Opening 18 Mar 2010
Writing credits: Lowell Ganz, Babaloo Mandel, Joshua Sternin, Jeffrey Ventimilia, Randi Mayem Singer
Principal actors: Dwayne Johnson, Ashley Judd, Stephen Merchant, Seth MacFarlane, Julie Andrews
Derek Thompson (Dwayne (The Rock) Johnson) plays ice hockey for a minor league team. What he lacks in ingenuity and talent, he compensates with brute force and aggression. As a result his opponents often find themselves searching the ice for their teeth after a collision with Derek. Thus his nickname: the Tooth Fairy. Off the hockey court he makes the drastic mistake of denying the reality of tooth fairies.
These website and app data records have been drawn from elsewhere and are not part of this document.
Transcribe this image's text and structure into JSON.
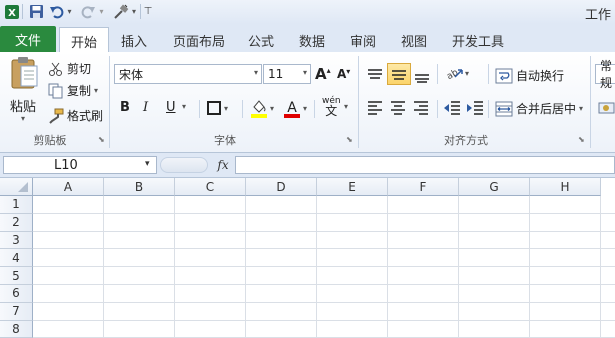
{
  "title": "工作",
  "qat": {
    "icons": [
      "excel-logo-icon",
      "save-icon",
      "undo-icon",
      "redo-icon",
      "format-painter-qat-icon",
      "customize-qat-icon"
    ]
  },
  "tabs": [
    {
      "label": "文件",
      "key": "file"
    },
    {
      "label": "开始",
      "key": "home"
    },
    {
      "label": "插入",
      "key": "insert"
    },
    {
      "label": "页面布局",
      "key": "page-layout"
    },
    {
      "label": "公式",
      "key": "formulas"
    },
    {
      "label": "数据",
      "key": "data"
    },
    {
      "label": "审阅",
      "key": "review"
    },
    {
      "label": "视图",
      "key": "view"
    },
    {
      "label": "开发工具",
      "key": "developer"
    }
  ],
  "clipboard": {
    "paste": "粘贴",
    "cut": "剪切",
    "copy": "复制",
    "format_painter": "格式刷",
    "group": "剪贴板"
  },
  "font": {
    "name": "宋体",
    "size": "11",
    "bold": "B",
    "italic": "I",
    "underline": "U",
    "group": "字体",
    "grow": "A",
    "shrink": "A",
    "wen": "wén",
    "font_color_letter": "A"
  },
  "alignment": {
    "wrap": "自动换行",
    "merge": "合并后居中",
    "group": "对齐方式"
  },
  "number": {
    "format": "常规"
  },
  "formula_bar": {
    "name_box": "L10",
    "fx": "fx",
    "formula": ""
  },
  "columns": [
    "A",
    "B",
    "C",
    "D",
    "E",
    "F",
    "G",
    "H"
  ],
  "rows": [
    "1",
    "2",
    "3",
    "4",
    "5",
    "6",
    "7",
    "8"
  ],
  "colors": {
    "file_tab": "#2a8a3e",
    "fill_color": "#ffff00",
    "font_color": "#e00000"
  }
}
He receives a summons accusing him of Violation 70136: Dissemination of Disbelief. Within minutes he finds himself in Fairyland. The headquarters is a huge train-station-like building and the CEO Lily (Julie Andrews) is all business. As punishment he must become a bona fide tooth fairy, complete with wings (“shouldn’t you be more in awe of someone with wings than without?”) and tools for the job: a wand, invisibility spray, shrinking paste, dog-bark mints, cat-away, and amnesia dust. By the end of the film he will have been grateful for all of them.
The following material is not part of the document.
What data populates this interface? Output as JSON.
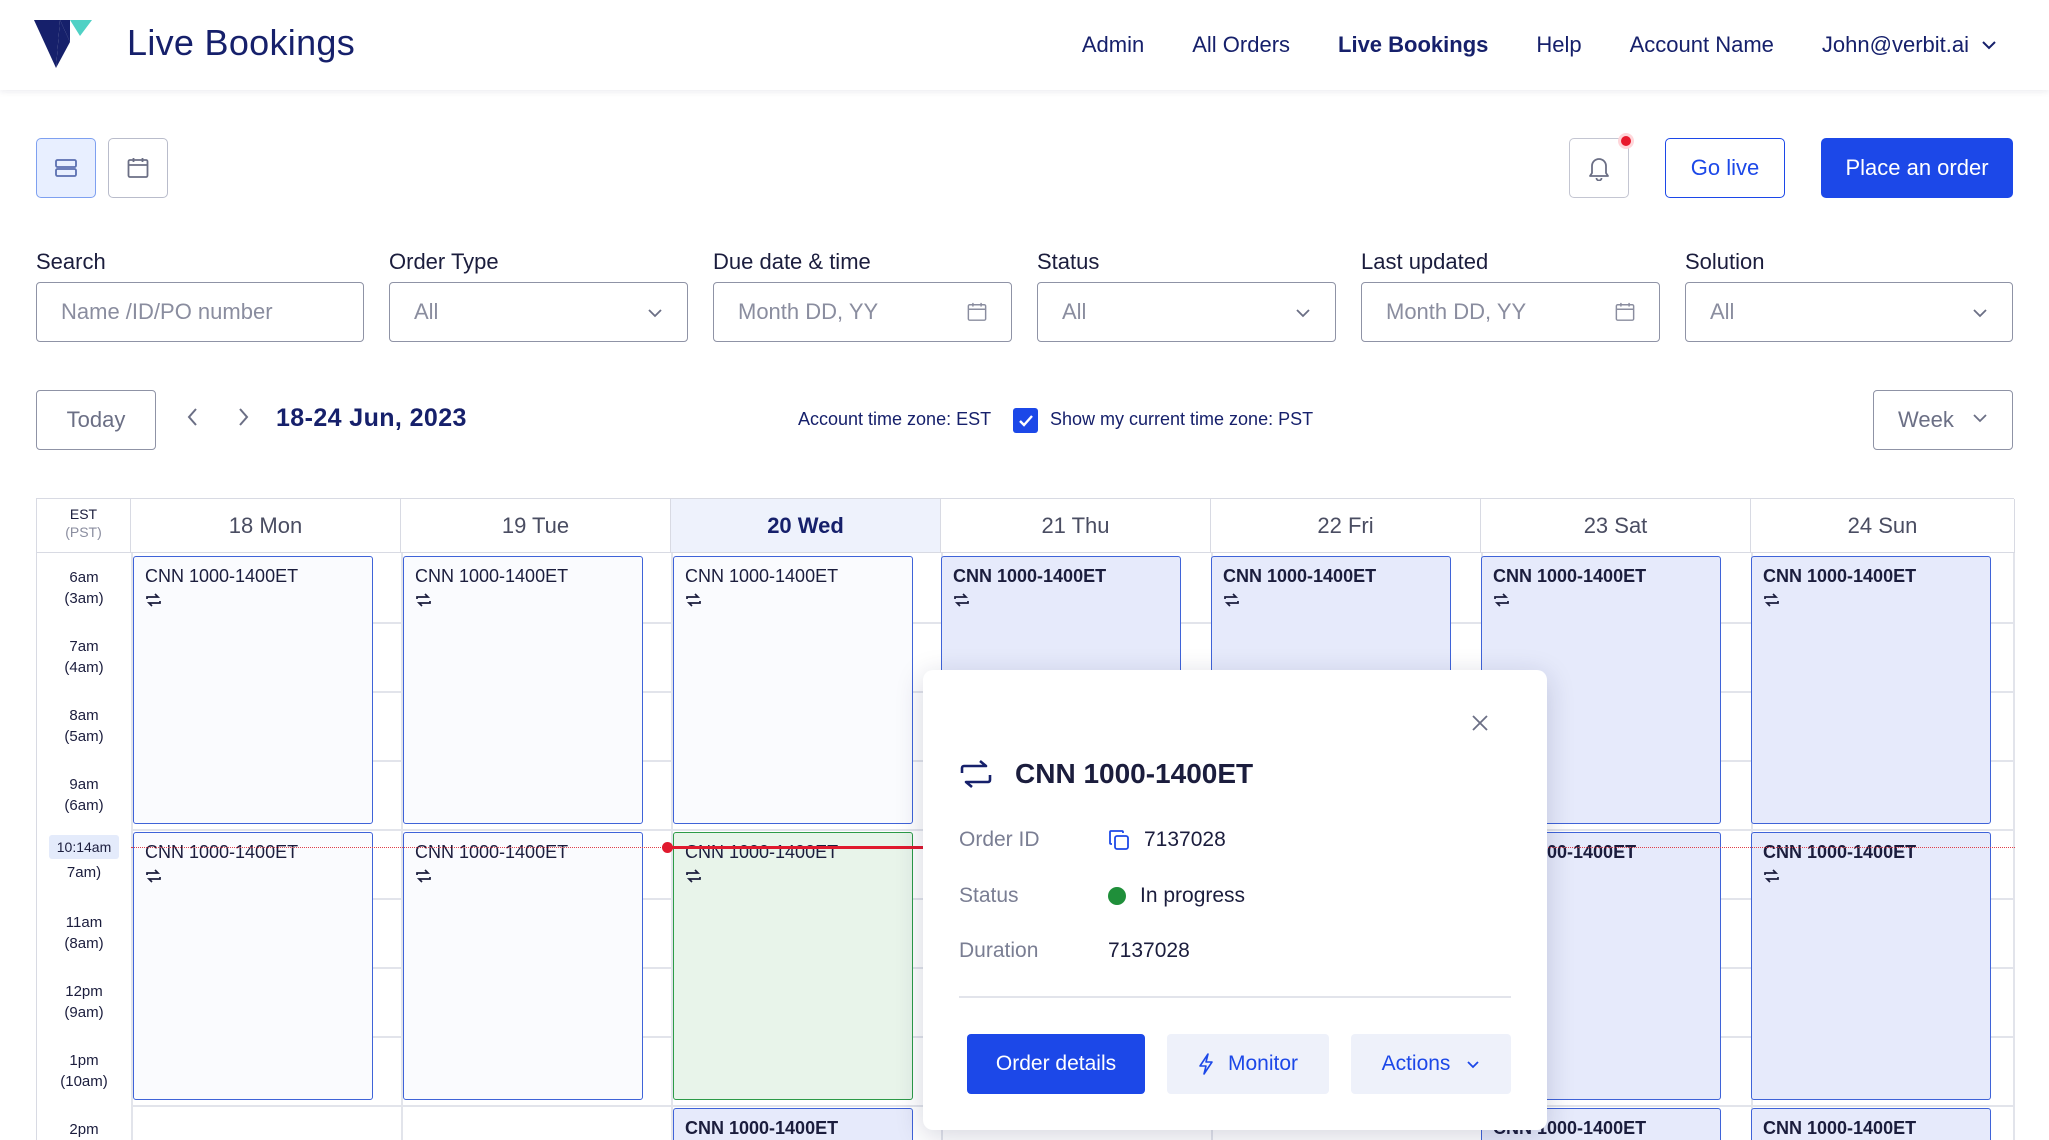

As Derek becomes a better tooth fairy, he also becomes a better person. Between tooth fairy jobs, he lives a normal life. He gradually becomes a caring partner for his girlfriend Carly (Ashley Judd) and a dependable friend for her children. Little Tess has lost a tooth; son Randy views him less suspiciously. But there is still work to do on the hockey court; his aggression has dissolved, but for a while there is nothing to replace it. Since this is (delightful) family entertainment, it all works out in the end. Dreams come true.
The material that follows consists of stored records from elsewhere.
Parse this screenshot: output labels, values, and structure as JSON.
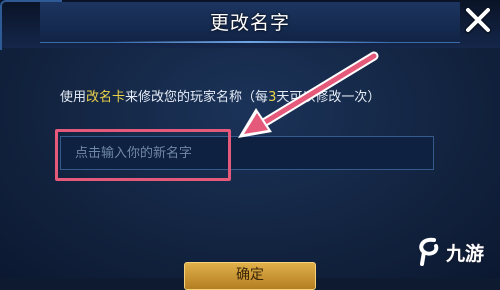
{
  "dialog": {
    "title": "更改名字",
    "description": {
      "prefix": "使用",
      "card_name": "改名卡",
      "middle": "来修改您的玩家名称（",
      "hidden": "每",
      "days": "3",
      "suffix": "天可以修改一次）"
    },
    "input": {
      "placeholder": "点击输入你的新名字",
      "value": ""
    },
    "confirm_label": "确定"
  },
  "watermark": {
    "text": "九游"
  },
  "colors": {
    "highlight": "#e55a7a",
    "accent_yellow": "#e9d24a",
    "background": "#12233f"
  }
}
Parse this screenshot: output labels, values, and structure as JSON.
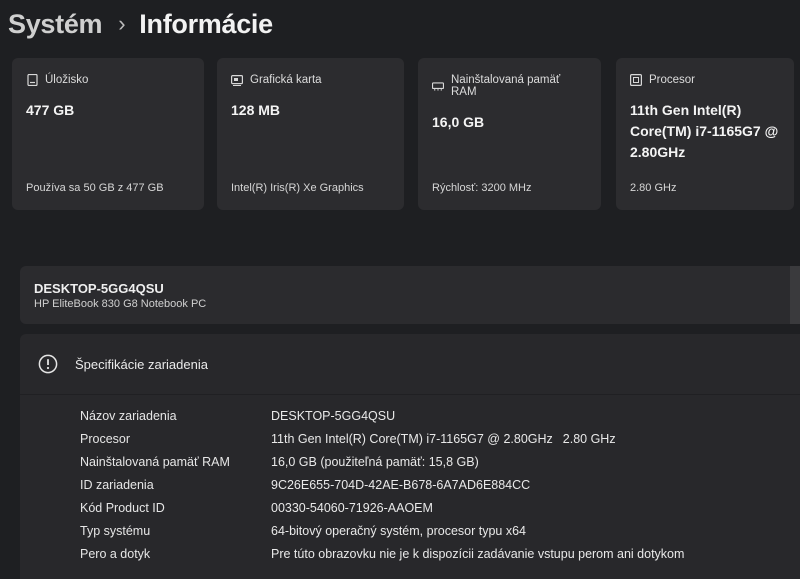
{
  "breadcrumb": {
    "parent": "Systém",
    "separator": "›",
    "current": "Informácie"
  },
  "cards": [
    {
      "icon": "storage-icon",
      "title": "Úložisko",
      "value": "477 GB",
      "sub": "Používa sa 50 GB z 477 GB"
    },
    {
      "icon": "graphics-card-icon",
      "title": "Grafická karta",
      "value": "128 MB",
      "sub": "Intel(R) Iris(R) Xe Graphics"
    },
    {
      "icon": "ram-icon",
      "title": "Nainštalovaná pamäť RAM",
      "value": "16,0 GB",
      "sub": "Rýchlosť: 3200 MHz"
    },
    {
      "icon": "processor-icon",
      "title": "Procesor",
      "value": "11th Gen Intel(R) Core(TM) i7-1165G7 @ 2.80GHz",
      "sub": "2.80 GHz"
    }
  ],
  "device": {
    "name": "DESKTOP-5GG4QSU",
    "model": "HP EliteBook 830 G8 Notebook PC"
  },
  "specs": {
    "title": "Špecifikácie zariadenia",
    "icon": "info-icon",
    "rows": [
      {
        "key": "Názov zariadenia",
        "value": "DESKTOP-5GG4QSU"
      },
      {
        "key": "Procesor",
        "value": "11th Gen Intel(R) Core(TM) i7-1165G7 @ 2.80GHz",
        "extra": "2.80 GHz"
      },
      {
        "key": "Nainštalovaná pamäť RAM",
        "value": "16,0 GB (použiteľná pamäť: 15,8 GB)"
      },
      {
        "key": "ID zariadenia",
        "value": "9C26E655-704D-42AE-B678-6A7AD6E884CC"
      },
      {
        "key": "Kód Product ID",
        "value": "00330-54060-71926-AAOEM"
      },
      {
        "key": "Typ systému",
        "value": "64-bitový operačný systém, procesor typu x64"
      },
      {
        "key": "Pero a dotyk",
        "value": "Pre túto obrazovku nie je k dispozícii zadávanie vstupu perom ani dotykom"
      }
    ]
  }
}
I loved seeing Julie Andrews again and she
is perfect: a strict disciplinarian straight out of The Sound of Music and Mary
Poppins. My favourite character was Stephen Merchant, a British
stand-up comedian who plays Tracy, Lily’s right-hand, tooth-fairy trainer. He – thin and nerdy –
accompanies The Rock – muscle-bound and naïve – on his nightly visits to
retract teeth from beneath pillows. Between Andrews and Merchant everyone in Fairyland
seems to have a British accent. Are tooth fairies a European franchise?
Directed by Michael Lembeck, Billy Crystal has a small role as
the hockey coach. Watch it in English if possible for plays on words like “the whole tooth and nothing but the tooth,” or “fairy krishna,” or “fairyoke.” (This
film is not to be mistaken for The Tooth Fairy, a 2006 horror film about a murderer who kills kids.) (Becky Tan)